= Beginning of Section =

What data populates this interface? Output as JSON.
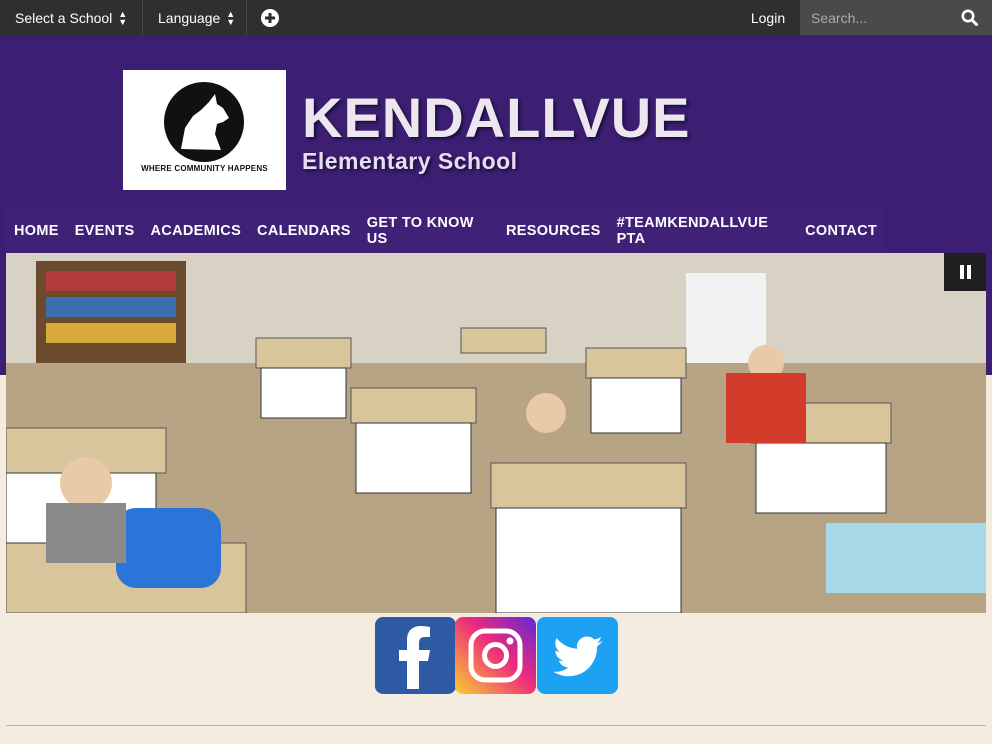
{
  "topbar": {
    "select_school": "Select a School",
    "language": "Language",
    "login": "Login",
    "search_placeholder": "Search..."
  },
  "header": {
    "logo_top": "KENDALLVUE",
    "logo_right": "ELEMENTARY",
    "logo_tagline": "WHERE COMMUNITY HAPPENS",
    "school_name": "KENDALLVUE",
    "school_subtitle": "Elementary School"
  },
  "nav": {
    "items": [
      {
        "label": "HOME"
      },
      {
        "label": "EVENTS"
      },
      {
        "label": "ACADEMICS"
      },
      {
        "label": "CALENDARS"
      },
      {
        "label": "GET TO KNOW US"
      },
      {
        "label": "RESOURCES"
      },
      {
        "label": "#TEAMKENDALLVUE PTA"
      },
      {
        "label": "CONTACT"
      }
    ]
  },
  "hero": {
    "description": "pause-icon"
  },
  "social": {
    "facebook": "facebook-icon",
    "instagram": "instagram-icon",
    "twitter": "twitter-icon"
  },
  "colors": {
    "topbar": "#2f2f2f",
    "header_purple": "#3c1f72",
    "page_bg": "#f3ecdf",
    "facebook": "#2d5aa2",
    "twitter": "#1da1f2"
  }
}
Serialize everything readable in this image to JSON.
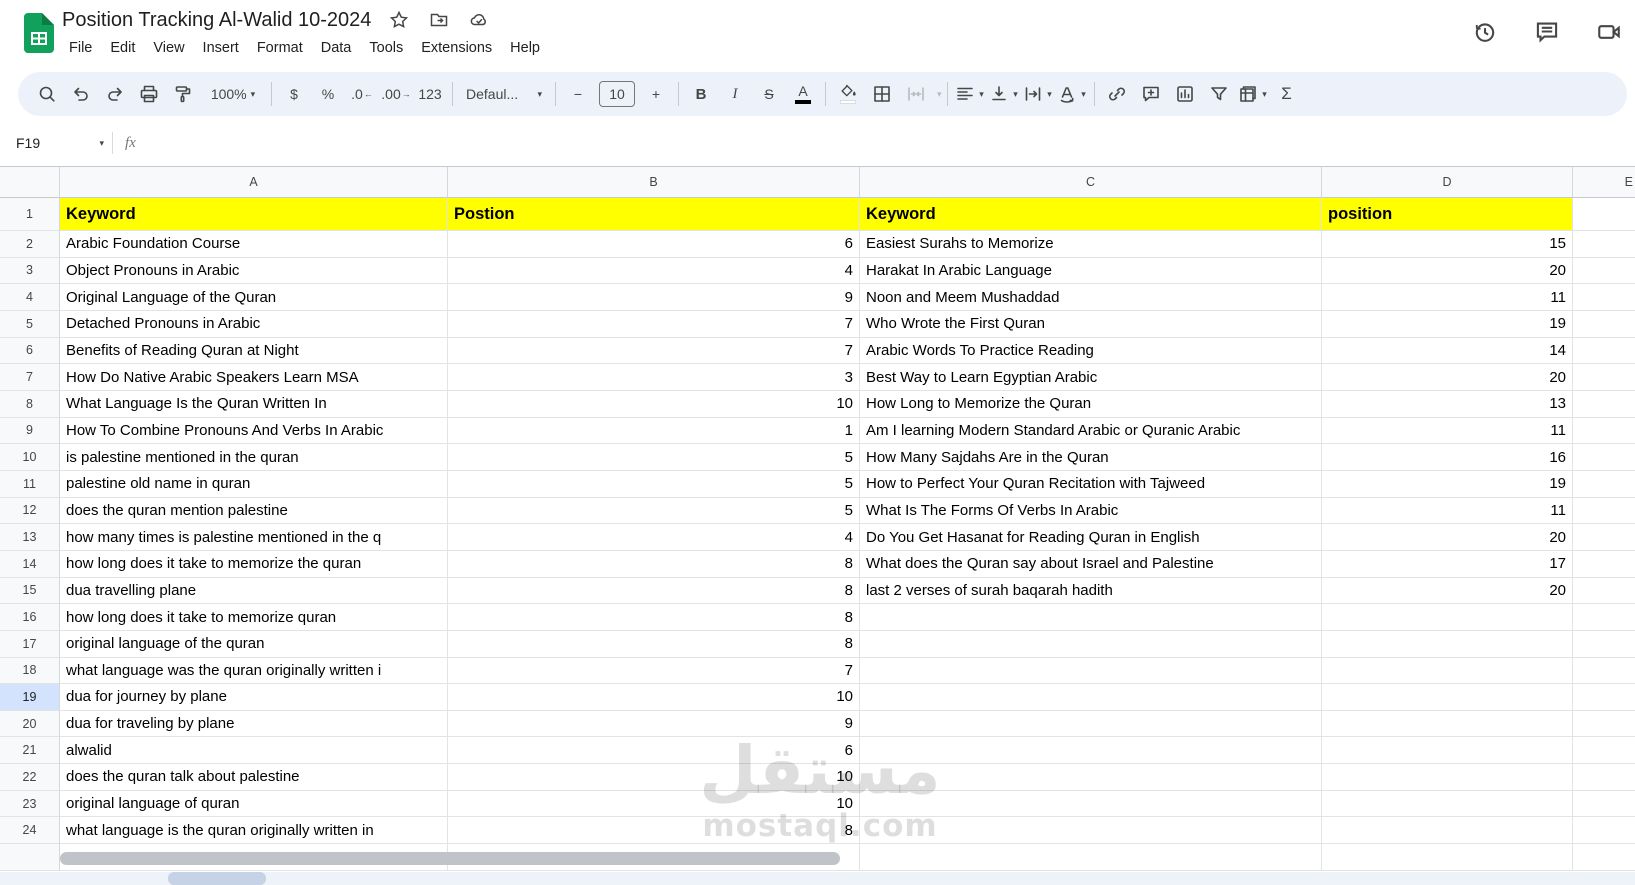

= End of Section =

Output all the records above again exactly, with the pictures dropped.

What data populates this interface? Output as JSON.
{
  "topbar": {
    "select_school": "Select a School",
    "language": "Language",
    "login": "Login",
    "search_placeholder": "Search..."
  },
  "header": {
    "logo_top": "KENDALLVUE",
    "logo_right": "ELEMENTARY",
    "logo_tagline": "WHERE COMMUNITY HAPPENS",
    "school_name": "KENDALLVUE",
    "school_subtitle": "Elementary School"
  },
  "nav": {
    "items": [
      {
        "label": "HOME"
      },
      {
        "label": "EVENTS"
      },
      {
        "label": "ACADEMICS"
      },
      {
        "label": "CALENDARS"
      },
      {
        "label": "GET TO KNOW US"
      },
      {
        "label": "RESOURCES"
      },
      {
        "label": "#TEAMKENDALLVUE PTA"
      },
      {
        "label": "CONTACT"
      }
    ]
  },
  "hero": {
    "description": "pause-icon"
  },
  "social": {
    "facebook": "facebook-icon",
    "instagram": "instagram-icon",
    "twitter": "twitter-icon"
  },
  "colors": {
    "topbar": "#2f2f2f",
    "header_purple": "#3c1f72",
    "page_bg": "#f3ecdf",
    "facebook": "#2d5aa2",
    "twitter": "#1da1f2"
  }
}
Serialize everything readable in this image to JSON.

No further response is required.